Wherever the word "JSON" appears in a line below, that line counts; report the total number of such lines only.

(Interface dataset entries)
....
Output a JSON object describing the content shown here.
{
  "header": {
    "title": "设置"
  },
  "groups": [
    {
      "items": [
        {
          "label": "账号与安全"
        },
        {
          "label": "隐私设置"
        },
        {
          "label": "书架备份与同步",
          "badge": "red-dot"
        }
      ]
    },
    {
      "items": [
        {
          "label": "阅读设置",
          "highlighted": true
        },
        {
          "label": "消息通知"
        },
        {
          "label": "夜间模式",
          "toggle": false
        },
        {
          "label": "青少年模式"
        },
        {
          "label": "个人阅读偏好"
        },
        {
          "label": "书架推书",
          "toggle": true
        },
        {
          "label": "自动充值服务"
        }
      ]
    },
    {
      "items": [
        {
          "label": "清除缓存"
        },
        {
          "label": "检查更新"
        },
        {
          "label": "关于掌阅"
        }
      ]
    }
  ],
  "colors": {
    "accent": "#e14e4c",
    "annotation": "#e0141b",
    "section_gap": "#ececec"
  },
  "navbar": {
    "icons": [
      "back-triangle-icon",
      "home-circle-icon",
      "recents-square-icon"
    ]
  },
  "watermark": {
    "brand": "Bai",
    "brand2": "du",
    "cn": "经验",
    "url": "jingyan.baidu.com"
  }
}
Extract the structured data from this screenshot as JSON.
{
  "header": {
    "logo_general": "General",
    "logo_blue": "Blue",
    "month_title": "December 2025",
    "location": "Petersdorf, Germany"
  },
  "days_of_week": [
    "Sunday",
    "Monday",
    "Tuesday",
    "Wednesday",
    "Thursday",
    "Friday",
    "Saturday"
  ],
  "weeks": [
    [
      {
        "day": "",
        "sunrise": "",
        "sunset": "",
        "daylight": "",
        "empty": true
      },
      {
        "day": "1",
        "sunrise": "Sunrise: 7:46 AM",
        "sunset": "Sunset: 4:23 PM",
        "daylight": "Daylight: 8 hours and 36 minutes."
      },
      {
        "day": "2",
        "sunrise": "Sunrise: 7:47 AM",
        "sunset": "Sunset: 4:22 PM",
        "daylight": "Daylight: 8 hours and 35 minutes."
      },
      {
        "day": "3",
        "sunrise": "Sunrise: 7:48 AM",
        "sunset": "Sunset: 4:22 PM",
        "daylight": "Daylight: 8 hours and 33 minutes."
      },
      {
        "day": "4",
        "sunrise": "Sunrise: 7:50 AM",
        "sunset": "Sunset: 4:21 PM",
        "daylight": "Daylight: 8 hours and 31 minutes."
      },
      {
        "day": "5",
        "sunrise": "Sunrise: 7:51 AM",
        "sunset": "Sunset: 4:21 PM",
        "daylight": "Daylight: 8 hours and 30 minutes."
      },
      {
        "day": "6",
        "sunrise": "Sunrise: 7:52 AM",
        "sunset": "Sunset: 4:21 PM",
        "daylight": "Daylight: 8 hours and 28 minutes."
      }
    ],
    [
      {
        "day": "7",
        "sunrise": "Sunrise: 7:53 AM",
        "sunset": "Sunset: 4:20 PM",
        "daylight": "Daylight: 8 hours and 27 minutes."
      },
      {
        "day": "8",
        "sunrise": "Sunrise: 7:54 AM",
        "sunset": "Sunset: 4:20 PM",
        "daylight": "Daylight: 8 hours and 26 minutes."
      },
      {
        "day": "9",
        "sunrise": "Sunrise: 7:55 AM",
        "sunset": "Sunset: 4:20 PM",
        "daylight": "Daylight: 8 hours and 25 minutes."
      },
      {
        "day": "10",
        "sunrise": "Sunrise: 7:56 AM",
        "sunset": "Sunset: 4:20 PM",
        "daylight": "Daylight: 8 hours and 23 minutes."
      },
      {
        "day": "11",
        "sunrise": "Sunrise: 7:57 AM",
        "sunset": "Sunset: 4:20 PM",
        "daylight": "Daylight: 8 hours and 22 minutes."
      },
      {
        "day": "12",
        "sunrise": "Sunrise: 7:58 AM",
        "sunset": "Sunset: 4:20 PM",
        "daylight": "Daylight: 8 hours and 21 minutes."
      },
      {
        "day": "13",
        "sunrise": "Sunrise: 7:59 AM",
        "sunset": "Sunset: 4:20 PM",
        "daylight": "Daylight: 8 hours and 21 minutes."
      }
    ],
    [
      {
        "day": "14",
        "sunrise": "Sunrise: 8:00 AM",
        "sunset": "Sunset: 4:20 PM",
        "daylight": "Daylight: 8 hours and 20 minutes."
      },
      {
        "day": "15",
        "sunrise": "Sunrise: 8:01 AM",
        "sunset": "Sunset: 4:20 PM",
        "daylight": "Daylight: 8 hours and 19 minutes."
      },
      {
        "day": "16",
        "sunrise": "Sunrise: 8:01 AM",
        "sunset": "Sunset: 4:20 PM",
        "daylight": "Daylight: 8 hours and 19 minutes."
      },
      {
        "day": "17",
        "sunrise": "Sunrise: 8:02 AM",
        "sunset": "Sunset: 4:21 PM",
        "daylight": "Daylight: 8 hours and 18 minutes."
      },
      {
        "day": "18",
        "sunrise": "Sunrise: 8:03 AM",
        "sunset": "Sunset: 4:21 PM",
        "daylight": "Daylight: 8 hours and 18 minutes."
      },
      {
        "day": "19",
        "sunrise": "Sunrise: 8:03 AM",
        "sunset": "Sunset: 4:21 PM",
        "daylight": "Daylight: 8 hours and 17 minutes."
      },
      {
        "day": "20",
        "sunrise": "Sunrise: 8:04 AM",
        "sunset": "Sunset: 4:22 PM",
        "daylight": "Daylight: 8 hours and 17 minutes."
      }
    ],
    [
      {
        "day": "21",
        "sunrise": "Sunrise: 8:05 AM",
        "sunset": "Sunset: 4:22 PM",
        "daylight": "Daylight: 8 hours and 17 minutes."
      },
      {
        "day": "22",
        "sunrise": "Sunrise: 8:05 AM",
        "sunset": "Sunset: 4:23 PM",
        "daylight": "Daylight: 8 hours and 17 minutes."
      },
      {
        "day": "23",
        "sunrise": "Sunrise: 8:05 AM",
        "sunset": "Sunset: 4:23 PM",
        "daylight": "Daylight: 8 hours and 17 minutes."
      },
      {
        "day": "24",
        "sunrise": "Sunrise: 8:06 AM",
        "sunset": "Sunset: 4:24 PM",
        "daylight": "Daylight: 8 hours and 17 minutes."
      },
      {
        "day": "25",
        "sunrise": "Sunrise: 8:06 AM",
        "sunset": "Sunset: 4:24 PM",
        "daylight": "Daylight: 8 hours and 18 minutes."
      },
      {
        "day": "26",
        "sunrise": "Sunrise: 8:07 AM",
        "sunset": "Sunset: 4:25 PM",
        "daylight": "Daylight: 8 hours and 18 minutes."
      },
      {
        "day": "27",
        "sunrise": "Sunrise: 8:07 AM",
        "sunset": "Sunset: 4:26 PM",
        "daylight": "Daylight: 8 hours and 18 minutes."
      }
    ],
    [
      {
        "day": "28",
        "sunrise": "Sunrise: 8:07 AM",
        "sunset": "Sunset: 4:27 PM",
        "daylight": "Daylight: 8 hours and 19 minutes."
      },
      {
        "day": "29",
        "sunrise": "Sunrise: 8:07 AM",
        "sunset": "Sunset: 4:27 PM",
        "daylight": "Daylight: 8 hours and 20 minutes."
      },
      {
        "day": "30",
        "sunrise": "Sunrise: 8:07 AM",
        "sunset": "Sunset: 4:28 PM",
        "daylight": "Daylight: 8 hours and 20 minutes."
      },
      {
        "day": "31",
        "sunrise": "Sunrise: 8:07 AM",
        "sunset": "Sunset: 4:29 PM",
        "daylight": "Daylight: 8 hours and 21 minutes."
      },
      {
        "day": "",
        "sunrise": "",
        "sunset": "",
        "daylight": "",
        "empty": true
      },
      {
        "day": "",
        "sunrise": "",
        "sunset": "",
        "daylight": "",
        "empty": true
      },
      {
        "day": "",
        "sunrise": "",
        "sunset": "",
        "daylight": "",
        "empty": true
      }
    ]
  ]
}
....
> WORKED SOLUTION
2